The daylilies look as if they’re settling in nicely. However, I still have to edge the side of the bed nearest the driveway. I’m also going to mulch the whole thing in order to keep the weeds down while the plants fill in.
I’m considering extending the bed a bit toward the top so that I can plant the dahlias there, too. That particular spot gets lots of sun, so I think they’d be happy there for the summer.
The daylilies in this bed are not Hemerocallis fulva (ditch lilies), although we do have a large stand of them on the edge of the woods behind the house. Those old orange ones are my favorites. They are so plain and strong. Along Route 30 on the way into Salem is a white house that has an old sugar maple in the yard. In front of the sugar maple is a perfect circle of orange daylilies. In midsummer it’s a beautiful sight. It’s beautiful now, too, as the daylily foliage fills out the circle.
Another old variety of daylily I’d like to have in our garden is lemon lily. Its Latin name is Hemerocallis flava (or H. lilioasphodelus). It’s so called because of its color, of course, but also because of its scent—tart and lemony. It’s apparently a very early bloomer, and it has grasslike foliage. The yellow of its blooms is clear, with no hint of orange. Sounds amazing.

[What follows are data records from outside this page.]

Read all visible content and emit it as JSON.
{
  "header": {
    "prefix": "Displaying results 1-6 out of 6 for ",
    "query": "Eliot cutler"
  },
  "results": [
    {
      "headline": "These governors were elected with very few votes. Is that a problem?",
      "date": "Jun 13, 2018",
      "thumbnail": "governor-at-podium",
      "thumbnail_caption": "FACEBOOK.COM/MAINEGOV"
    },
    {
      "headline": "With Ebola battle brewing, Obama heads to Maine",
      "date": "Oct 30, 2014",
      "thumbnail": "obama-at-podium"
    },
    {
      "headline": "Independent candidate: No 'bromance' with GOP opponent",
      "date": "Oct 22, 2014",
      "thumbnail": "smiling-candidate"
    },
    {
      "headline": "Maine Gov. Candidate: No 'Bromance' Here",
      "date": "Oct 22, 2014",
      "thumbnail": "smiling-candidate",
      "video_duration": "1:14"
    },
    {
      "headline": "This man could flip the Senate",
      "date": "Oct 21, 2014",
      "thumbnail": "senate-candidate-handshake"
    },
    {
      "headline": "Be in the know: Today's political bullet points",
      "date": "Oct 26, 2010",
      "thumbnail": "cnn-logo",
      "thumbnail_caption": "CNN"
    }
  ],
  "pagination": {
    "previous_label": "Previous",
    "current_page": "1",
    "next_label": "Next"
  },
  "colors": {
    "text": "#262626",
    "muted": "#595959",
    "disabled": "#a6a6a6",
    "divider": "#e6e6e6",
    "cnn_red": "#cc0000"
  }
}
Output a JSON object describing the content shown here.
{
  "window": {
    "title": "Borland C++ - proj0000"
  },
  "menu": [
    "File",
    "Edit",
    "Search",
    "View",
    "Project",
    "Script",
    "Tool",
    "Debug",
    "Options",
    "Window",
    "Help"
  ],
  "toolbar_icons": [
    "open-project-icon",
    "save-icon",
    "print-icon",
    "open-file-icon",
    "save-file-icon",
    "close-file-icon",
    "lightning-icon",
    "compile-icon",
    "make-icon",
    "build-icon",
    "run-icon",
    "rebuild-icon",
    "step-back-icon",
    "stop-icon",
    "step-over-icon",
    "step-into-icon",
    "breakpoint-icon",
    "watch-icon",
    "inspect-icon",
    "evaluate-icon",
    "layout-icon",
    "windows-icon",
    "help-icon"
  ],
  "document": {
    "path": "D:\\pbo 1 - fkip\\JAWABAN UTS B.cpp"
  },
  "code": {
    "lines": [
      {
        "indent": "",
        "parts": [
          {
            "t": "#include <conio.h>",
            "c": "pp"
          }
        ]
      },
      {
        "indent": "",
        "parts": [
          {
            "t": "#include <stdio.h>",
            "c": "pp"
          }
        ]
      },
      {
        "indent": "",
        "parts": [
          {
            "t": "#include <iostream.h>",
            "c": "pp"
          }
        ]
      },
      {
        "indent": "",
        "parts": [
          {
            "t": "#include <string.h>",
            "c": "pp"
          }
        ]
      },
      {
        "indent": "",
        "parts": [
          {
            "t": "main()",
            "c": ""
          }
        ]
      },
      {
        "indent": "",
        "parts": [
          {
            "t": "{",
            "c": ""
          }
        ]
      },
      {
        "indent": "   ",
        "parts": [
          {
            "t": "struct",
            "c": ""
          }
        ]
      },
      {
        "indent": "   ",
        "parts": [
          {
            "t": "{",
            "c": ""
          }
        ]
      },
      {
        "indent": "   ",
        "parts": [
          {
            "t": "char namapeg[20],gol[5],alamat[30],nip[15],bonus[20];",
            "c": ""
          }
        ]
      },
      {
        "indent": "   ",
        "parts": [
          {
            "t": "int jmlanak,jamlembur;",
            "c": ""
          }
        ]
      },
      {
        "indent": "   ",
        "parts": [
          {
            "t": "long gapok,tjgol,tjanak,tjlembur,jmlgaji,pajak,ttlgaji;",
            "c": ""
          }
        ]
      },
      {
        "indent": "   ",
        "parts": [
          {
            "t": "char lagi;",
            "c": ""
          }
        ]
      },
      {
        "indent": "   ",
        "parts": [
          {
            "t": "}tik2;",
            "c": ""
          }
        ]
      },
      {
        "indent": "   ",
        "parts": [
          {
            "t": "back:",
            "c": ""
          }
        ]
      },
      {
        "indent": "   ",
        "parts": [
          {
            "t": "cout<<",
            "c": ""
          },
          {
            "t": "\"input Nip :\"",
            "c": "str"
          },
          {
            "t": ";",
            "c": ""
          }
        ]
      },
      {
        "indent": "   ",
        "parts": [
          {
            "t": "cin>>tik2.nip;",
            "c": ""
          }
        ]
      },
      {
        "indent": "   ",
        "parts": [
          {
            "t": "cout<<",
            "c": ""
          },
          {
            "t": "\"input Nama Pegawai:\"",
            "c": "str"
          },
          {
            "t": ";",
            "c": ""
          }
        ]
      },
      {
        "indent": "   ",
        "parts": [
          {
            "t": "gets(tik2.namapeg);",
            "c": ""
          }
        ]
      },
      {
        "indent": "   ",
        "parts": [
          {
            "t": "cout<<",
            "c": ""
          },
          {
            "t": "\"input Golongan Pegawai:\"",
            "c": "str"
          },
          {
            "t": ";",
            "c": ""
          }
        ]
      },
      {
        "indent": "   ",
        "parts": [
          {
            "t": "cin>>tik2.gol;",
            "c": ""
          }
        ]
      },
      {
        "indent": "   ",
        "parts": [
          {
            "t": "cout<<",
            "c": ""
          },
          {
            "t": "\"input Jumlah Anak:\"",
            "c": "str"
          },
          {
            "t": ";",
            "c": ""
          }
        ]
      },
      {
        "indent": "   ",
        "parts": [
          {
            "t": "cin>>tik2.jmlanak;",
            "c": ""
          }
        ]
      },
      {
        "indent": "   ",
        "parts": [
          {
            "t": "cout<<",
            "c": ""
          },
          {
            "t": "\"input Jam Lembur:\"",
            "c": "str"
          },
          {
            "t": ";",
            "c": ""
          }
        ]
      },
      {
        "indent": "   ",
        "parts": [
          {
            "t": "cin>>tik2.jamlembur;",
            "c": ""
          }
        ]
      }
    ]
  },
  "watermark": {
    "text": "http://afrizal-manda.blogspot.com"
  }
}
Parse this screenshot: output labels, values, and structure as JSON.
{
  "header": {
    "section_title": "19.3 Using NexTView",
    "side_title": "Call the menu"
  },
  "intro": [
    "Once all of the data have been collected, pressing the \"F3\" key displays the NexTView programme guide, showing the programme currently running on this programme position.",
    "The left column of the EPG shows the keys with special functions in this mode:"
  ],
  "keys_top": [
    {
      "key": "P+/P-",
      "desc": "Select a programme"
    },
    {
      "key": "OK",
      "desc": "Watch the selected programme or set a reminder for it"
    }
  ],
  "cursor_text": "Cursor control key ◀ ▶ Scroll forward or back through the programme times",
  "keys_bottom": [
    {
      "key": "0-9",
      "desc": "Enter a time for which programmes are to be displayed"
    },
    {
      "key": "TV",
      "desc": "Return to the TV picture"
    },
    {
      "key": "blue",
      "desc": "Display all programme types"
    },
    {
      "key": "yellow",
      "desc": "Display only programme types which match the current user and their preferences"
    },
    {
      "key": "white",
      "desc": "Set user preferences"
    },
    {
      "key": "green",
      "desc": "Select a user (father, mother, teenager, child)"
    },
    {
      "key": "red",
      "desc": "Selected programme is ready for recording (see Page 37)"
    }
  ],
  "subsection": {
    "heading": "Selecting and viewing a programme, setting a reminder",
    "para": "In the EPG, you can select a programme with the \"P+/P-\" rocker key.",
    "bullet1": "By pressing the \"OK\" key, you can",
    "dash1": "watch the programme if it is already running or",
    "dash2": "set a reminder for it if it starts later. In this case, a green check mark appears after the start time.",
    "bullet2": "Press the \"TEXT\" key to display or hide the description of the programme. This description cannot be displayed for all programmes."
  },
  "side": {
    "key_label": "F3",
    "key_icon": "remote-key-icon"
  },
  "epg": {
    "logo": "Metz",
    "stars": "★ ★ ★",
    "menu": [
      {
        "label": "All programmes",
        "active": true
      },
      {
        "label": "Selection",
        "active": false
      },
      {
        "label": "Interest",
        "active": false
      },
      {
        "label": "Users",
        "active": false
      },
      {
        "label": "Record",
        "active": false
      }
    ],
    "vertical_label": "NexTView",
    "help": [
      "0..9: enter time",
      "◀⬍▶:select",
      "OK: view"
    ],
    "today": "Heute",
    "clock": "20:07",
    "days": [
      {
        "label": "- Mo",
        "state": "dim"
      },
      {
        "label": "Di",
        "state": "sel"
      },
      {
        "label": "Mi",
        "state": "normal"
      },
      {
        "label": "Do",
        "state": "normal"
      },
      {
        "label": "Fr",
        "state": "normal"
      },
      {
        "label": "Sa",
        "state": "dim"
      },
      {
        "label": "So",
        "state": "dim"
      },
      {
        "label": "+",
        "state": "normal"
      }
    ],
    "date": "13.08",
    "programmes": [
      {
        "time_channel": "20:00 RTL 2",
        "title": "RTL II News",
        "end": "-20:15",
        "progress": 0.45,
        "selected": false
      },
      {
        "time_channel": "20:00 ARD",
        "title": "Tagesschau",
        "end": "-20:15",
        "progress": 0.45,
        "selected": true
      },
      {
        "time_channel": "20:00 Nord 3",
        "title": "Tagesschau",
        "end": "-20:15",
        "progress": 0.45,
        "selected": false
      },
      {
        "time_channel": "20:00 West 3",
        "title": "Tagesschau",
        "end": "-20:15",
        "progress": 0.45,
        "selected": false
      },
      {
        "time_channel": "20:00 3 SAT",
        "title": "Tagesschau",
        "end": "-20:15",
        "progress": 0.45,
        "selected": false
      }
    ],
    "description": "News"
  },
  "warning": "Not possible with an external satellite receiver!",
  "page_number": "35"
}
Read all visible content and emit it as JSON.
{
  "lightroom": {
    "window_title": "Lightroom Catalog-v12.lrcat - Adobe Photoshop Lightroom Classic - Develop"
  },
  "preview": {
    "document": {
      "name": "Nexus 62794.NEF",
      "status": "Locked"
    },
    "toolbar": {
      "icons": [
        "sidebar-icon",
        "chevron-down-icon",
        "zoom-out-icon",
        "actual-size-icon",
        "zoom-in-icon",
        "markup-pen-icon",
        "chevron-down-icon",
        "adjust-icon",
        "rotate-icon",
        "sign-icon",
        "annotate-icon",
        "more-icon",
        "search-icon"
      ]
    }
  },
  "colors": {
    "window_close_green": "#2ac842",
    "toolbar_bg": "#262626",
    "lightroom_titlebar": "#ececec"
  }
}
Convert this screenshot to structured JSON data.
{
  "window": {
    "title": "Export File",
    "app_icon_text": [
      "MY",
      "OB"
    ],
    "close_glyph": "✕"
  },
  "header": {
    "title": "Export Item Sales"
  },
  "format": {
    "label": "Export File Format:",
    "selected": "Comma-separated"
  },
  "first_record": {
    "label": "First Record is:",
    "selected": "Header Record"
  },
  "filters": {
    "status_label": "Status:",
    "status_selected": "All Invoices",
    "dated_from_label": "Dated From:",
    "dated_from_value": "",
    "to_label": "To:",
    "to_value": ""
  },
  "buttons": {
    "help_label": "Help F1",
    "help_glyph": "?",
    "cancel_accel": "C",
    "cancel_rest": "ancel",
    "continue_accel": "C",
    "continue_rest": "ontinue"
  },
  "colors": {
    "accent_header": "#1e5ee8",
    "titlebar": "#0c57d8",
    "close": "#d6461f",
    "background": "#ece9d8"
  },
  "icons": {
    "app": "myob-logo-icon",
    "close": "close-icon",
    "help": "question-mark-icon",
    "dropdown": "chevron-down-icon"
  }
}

The daylilies in the redug daylily bed are all sorts of varieties; different sizes, different colors, and they don’t all bloom at the same time, which is nice. Truth to tell, I’m not fond of a lot of the hybrid daylilies available these days, because many of them look sort of Frankensteinish to me—bizarre undaylily-like colors and enormous, splayed-out blossoms. Fortunately, the varieties in the bed are pretty standard in terms of flower shape, and the colors are pleasing, at least to my eye.